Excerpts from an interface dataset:
============================================================

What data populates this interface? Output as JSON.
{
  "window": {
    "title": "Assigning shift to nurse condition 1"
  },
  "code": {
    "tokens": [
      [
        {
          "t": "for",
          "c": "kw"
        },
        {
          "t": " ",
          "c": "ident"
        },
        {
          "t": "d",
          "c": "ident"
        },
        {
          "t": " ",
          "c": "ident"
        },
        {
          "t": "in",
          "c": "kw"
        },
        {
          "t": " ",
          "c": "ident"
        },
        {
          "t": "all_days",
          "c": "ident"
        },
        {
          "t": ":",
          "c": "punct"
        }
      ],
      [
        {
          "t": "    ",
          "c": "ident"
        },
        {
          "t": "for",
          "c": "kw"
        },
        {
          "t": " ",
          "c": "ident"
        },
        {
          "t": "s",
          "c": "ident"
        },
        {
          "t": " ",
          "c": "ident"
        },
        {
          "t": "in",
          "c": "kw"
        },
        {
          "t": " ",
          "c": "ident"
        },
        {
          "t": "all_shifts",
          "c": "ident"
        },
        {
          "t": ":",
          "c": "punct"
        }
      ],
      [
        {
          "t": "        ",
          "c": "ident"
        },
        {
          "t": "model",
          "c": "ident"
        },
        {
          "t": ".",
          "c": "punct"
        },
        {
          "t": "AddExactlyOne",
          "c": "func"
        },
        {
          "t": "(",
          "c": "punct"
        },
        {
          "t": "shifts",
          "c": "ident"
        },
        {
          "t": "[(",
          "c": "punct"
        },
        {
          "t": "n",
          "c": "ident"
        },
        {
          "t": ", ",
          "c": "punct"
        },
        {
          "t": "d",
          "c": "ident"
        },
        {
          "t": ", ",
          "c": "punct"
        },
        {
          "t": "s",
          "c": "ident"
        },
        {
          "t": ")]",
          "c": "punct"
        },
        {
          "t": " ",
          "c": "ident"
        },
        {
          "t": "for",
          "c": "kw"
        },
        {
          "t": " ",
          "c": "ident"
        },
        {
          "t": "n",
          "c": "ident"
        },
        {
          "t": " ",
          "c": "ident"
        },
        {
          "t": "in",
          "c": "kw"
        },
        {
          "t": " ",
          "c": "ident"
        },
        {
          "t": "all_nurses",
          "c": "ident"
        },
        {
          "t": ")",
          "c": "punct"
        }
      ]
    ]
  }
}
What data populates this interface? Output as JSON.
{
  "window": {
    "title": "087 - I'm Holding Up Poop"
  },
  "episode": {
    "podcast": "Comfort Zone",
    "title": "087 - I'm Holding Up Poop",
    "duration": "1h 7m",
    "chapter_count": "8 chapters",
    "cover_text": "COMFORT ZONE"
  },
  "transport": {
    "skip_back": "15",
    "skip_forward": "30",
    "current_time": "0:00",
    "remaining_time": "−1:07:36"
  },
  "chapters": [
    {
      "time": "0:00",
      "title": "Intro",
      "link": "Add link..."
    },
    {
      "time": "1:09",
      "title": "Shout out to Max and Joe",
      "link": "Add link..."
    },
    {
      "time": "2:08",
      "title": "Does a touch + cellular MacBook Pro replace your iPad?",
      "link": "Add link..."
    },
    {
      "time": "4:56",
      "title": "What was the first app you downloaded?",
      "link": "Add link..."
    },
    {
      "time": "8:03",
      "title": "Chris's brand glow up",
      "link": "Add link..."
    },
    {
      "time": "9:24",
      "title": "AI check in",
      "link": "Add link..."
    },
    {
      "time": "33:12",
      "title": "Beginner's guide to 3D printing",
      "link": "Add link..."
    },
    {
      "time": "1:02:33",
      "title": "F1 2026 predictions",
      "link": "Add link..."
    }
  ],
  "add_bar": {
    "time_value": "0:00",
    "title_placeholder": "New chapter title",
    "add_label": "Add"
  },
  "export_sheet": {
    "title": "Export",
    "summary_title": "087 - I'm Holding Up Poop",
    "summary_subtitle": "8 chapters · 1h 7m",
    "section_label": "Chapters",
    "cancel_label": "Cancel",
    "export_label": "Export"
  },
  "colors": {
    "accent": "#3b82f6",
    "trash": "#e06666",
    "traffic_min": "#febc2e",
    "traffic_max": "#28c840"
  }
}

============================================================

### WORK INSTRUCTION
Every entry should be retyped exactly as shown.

### SOLVED PROBLEM
What data populates this interface? Output as JSON.
{
  "window": {
    "title": "Assigning shift to nurse condition 1"
  },
  "code": {
    "tokens": [
      [
        {
          "t": "for",
          "c": "kw"
        },
        {
          "t": " ",
          "c": "ident"
        },
        {
          "t": "d",
          "c": "ident"
        },
        {
          "t": " ",
          "c": "ident"
        },
        {
          "t": "in",
          "c": "kw"
        },
        {
          "t": " ",
          "c": "ident"
        },
        {
          "t": "all_days",
          "c": "ident"
        },
        {
          "t": ":",
          "c": "punct"
        }
      ],
      [
        {
          "t": "    ",
          "c": "ident"
        },
        {
          "t": "for",
          "c": "kw"
        },
        {
          "t": " ",
          "c": "ident"
        },
        {
          "t": "s",
          "c": "ident"
        },
        {
          "t": " ",
          "c": "ident"
        },
        {
          "t": "in",
          "c": "kw"
        },
        {
          "t": " ",
          "c": "ident"
        },
        {
          "t": "all_shifts",
          "c": "ident"
        },
        {
          "t": ":",
          "c": "punct"
        }
      ],
      [
        {
          "t": "        ",
          "c": "ident"
        },
        {
          "t": "model",
          "c": "ident"
        },
        {
          "t": ".",
          "c": "punct"
        },
        {
          "t": "AddExactlyOne",
          "c": "func"
        },
        {
          "t": "(",
          "c": "punct"
        },
        {
          "t": "shifts",
          "c": "ident"
        },
        {
          "t": "[(",
          "c": "punct"
        },
        {
          "t": "n",
          "c": "ident"
        },
        {
          "t": ", ",
          "c": "punct"
        },
        {
          "t": "d",
          "c": "ident"
        },
        {
          "t": ", ",
          "c": "punct"
        },
        {
          "t": "s",
          "c": "ident"
        },
        {
          "t": ")]",
          "c": "punct"
        },
        {
          "t": " ",
          "c": "ident"
        },
        {
          "t": "for",
          "c": "kw"
        },
        {
          "t": " ",
          "c": "ident"
        },
        {
          "t": "n",
          "c": "ident"
        },
        {
          "t": " ",
          "c": "ident"
        },
        {
          "t": "in",
          "c": "kw"
        },
        {
          "t": " ",
          "c": "ident"
        },
        {
          "t": "all_nurses",
          "c": "ident"
        },
        {
          "t": ")",
          "c": "punct"
        }
      ]
    ]
  }
}
What data populates this interface? Output as JSON.
{
  "window": {
    "title": "087 - I'm Holding Up Poop"
  },
  "episode": {
    "podcast": "Comfort Zone",
    "title": "087 - I'm Holding Up Poop",
    "duration": "1h 7m",
    "chapter_count": "8 chapters",
    "cover_text": "COMFORT ZONE"
  },
  "transport": {
    "skip_back": "15",
    "skip_forward": "30",
    "current_time": "0:00",
    "remaining_time": "−1:07:36"
  },
  "chapters": [
    {
      "time": "0:00",
      "title": "Intro",
      "link": "Add link..."
    },
    {
      "time": "1:09",
      "title": "Shout out to Max and Joe",
      "link": "Add link..."
    },
    {
      "time": "2:08",
      "title": "Does a touch + cellular MacBook Pro replace your iPad?",
      "link": "Add link..."
    },
    {
      "time": "4:56",
      "title": "What was the first app you downloaded?",
      "link": "Add link..."
    },
    {
      "time": "8:03",
      "title": "Chris's brand glow up",
      "link": "Add link..."
    },
    {
      "time": "9:24",
      "title": "AI check in",
      "link": "Add link..."
    },
    {
      "time": "33:12",
      "title": "Beginner's guide to 3D printing",
      "link": "Add link..."
    },
    {
      "time": "1:02:33",
      "title": "F1 2026 predictions",
      "link": "Add link..."
    }
  ],
  "add_bar": {
    "time_value": "0:00",
    "title_placeholder": "New chapter title",
    "add_label": "Add"
  },
  "export_sheet": {
    "title": "Export",
    "summary_title": "087 - I'm Holding Up Poop",
    "summary_subtitle": "8 chapters · 1h 7m",
    "section_label": "Chapters",
    "cancel_label": "Cancel",
    "export_label": "Export"
  },
  "colors": {
    "accent": "#3b82f6",
    "trash": "#e06666",
    "traffic_min": "#febc2e",
    "traffic_max": "#28c840"
  }
}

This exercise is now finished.